= INFORMATION SHOWN =

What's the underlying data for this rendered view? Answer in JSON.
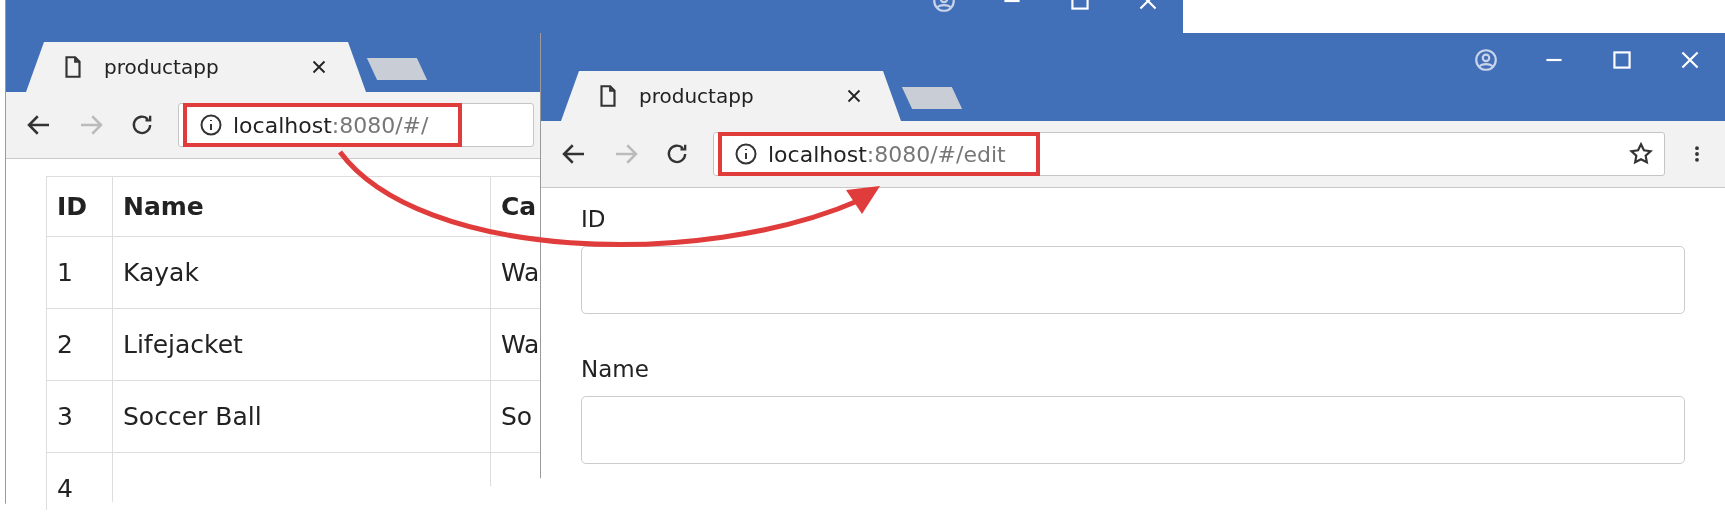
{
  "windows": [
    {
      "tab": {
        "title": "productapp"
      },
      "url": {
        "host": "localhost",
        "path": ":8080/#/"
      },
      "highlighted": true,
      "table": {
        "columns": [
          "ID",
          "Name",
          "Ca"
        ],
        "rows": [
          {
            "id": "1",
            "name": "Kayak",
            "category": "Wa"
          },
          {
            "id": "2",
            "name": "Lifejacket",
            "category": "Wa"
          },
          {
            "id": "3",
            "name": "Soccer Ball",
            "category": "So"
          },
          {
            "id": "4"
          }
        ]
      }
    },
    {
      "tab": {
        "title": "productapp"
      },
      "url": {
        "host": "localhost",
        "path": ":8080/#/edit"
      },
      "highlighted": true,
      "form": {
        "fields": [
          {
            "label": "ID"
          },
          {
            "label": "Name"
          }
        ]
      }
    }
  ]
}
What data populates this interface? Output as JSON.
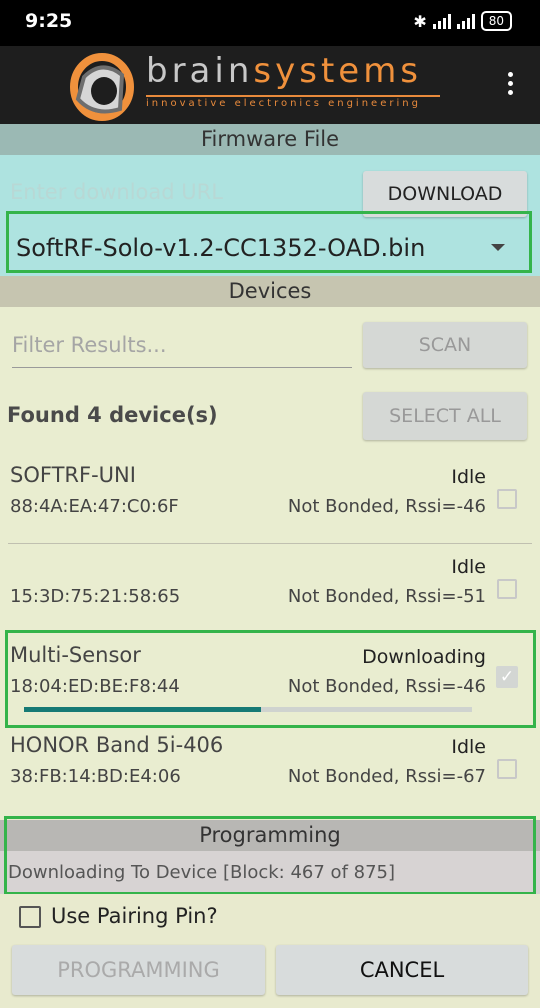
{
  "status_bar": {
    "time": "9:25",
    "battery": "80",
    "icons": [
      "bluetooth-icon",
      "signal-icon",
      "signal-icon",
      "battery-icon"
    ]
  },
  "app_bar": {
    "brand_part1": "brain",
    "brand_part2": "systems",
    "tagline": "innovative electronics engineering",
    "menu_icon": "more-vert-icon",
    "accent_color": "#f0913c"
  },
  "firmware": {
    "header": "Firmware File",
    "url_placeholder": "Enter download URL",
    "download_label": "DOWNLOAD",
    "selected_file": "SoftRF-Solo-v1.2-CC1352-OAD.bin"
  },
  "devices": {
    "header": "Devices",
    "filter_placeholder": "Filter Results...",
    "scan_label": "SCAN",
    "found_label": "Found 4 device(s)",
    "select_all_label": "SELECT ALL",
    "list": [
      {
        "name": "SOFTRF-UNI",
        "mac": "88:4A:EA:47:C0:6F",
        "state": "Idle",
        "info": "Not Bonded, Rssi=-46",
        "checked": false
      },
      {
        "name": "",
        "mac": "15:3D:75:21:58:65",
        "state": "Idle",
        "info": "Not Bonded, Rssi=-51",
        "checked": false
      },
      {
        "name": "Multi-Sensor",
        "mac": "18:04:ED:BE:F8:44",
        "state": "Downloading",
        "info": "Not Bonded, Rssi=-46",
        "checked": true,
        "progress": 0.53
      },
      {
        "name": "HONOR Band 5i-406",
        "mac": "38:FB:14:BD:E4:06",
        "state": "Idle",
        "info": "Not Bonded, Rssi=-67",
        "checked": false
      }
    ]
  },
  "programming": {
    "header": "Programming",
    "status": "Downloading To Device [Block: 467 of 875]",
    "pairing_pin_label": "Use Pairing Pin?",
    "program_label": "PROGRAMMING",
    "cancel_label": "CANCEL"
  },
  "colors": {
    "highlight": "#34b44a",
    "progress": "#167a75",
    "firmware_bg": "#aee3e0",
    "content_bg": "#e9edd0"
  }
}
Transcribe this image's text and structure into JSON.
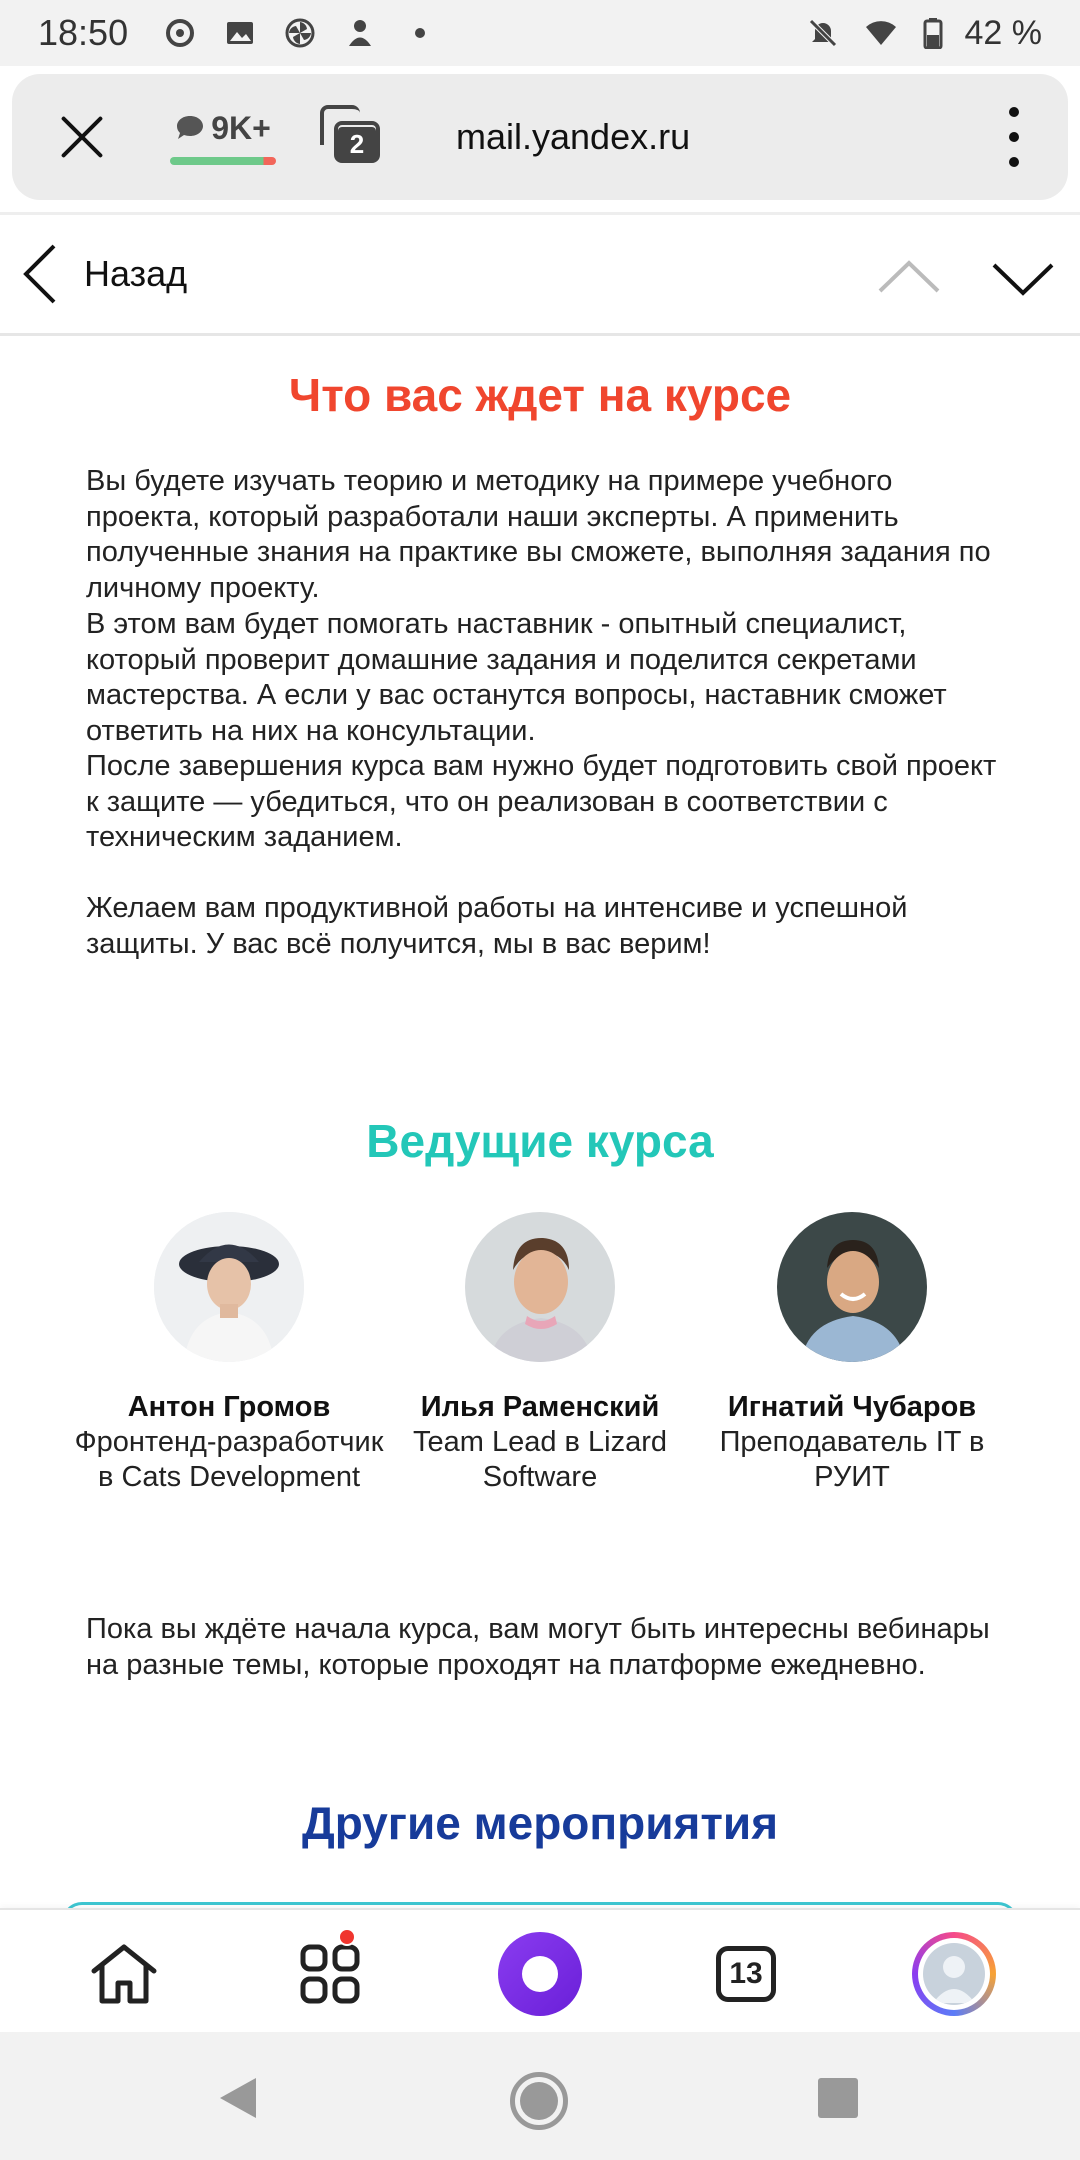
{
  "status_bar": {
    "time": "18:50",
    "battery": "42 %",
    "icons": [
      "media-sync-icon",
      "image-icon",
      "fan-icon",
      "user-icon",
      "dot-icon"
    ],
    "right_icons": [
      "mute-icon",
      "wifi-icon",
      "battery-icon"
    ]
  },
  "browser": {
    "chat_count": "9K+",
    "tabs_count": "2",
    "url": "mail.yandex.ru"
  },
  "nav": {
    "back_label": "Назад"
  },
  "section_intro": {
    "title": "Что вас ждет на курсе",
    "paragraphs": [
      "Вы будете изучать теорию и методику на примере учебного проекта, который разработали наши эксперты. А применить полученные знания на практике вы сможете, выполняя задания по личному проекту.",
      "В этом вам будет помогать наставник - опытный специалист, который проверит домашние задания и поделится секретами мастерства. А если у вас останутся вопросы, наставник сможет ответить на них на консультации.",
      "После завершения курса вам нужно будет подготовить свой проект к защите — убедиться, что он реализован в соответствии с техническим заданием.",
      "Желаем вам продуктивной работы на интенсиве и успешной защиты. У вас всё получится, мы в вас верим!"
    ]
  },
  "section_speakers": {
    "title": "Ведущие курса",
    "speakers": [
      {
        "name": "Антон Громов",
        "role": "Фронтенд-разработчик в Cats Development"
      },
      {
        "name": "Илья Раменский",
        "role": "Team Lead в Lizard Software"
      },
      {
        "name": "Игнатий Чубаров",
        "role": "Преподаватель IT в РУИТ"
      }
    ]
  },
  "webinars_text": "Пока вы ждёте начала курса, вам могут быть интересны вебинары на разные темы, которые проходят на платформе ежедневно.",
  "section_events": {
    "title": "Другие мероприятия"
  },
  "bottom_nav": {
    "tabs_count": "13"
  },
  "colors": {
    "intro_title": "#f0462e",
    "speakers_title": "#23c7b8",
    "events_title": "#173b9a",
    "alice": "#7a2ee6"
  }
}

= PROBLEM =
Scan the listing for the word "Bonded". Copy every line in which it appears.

= REPLY TO THE EXERCISE =
        "info": "Not Bonded, Rssi=-46",
        "info": "Not Bonded, Rssi=-51",
        "info": "Not Bonded, Rssi=-46",
        "info": "Not Bonded, Rssi=-67",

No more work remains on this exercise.